Dataset START

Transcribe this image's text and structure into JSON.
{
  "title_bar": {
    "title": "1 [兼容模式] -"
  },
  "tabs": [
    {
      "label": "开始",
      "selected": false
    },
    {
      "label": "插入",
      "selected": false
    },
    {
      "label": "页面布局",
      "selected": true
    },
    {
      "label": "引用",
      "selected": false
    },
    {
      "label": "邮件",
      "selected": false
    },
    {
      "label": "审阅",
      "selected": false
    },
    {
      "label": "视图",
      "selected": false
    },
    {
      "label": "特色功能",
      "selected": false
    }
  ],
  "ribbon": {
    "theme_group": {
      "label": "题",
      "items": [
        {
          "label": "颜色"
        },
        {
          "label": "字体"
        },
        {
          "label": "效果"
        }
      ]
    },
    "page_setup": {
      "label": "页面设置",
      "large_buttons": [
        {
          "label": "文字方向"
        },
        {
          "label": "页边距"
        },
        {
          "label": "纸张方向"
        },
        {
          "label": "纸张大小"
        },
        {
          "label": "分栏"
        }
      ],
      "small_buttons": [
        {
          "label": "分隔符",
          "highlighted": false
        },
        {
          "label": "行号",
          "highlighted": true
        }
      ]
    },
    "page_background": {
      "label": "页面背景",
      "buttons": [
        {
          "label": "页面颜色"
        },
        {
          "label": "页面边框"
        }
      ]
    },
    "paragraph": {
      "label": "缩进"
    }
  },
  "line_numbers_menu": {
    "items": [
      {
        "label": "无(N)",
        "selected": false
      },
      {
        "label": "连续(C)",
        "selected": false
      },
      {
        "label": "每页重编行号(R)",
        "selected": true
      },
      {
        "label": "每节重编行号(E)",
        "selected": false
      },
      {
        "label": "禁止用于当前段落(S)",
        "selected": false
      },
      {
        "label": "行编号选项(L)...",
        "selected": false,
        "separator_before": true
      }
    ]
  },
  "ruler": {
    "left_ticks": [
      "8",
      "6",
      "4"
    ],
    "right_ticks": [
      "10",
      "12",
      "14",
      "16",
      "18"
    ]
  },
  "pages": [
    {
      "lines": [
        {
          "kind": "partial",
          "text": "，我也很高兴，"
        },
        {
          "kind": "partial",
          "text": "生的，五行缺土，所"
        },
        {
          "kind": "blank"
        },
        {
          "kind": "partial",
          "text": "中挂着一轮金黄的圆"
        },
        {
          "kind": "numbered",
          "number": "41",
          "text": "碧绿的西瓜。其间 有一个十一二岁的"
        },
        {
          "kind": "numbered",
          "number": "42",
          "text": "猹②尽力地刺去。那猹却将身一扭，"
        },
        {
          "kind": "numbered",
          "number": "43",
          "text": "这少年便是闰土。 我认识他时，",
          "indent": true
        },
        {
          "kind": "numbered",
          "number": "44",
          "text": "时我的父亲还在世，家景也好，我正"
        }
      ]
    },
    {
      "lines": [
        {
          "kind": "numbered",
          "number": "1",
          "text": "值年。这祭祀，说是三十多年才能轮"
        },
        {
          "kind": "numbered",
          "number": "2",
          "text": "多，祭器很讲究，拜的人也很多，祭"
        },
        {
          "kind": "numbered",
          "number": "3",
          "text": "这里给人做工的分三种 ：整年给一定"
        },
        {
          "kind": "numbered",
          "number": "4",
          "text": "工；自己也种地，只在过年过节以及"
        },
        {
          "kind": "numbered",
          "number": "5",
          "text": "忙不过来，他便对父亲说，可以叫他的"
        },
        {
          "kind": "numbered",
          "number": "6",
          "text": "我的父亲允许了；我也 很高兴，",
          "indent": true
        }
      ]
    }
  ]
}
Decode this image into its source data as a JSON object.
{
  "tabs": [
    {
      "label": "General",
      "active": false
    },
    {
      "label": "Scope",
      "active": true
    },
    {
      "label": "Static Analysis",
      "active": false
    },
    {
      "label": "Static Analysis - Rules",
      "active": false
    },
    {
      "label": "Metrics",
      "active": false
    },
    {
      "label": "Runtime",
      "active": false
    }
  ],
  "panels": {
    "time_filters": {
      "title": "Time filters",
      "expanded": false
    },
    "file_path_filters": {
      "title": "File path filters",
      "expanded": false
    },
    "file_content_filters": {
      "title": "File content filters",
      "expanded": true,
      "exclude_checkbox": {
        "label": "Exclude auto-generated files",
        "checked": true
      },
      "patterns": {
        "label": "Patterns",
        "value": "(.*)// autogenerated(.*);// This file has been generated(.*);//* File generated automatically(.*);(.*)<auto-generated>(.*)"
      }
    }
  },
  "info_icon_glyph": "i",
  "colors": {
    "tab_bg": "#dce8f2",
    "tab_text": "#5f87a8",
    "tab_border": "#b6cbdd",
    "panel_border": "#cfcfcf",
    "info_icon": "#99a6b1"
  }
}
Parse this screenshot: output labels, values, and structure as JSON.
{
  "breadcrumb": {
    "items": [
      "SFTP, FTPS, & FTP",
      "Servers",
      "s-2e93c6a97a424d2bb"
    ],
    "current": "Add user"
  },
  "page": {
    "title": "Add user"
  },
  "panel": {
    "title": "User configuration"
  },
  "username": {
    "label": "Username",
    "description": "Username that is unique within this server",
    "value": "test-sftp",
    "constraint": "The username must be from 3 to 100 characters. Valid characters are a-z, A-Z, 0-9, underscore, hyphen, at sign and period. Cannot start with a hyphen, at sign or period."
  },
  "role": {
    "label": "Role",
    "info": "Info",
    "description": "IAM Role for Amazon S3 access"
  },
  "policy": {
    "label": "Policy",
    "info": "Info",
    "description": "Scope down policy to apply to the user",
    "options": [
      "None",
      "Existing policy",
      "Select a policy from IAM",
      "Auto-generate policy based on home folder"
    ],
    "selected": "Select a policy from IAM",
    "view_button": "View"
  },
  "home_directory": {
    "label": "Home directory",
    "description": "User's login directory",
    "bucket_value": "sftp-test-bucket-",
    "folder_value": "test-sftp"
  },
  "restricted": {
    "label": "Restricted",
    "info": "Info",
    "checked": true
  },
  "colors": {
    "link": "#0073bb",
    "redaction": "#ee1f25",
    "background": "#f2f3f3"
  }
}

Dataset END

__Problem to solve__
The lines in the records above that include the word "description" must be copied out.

__Exercise output__
    "description": "Username that is unique within this server",
    "description": "IAM Role for Amazon S3 access"
    "description": "Scope down policy to apply to the user",
    "description": "User's login directory",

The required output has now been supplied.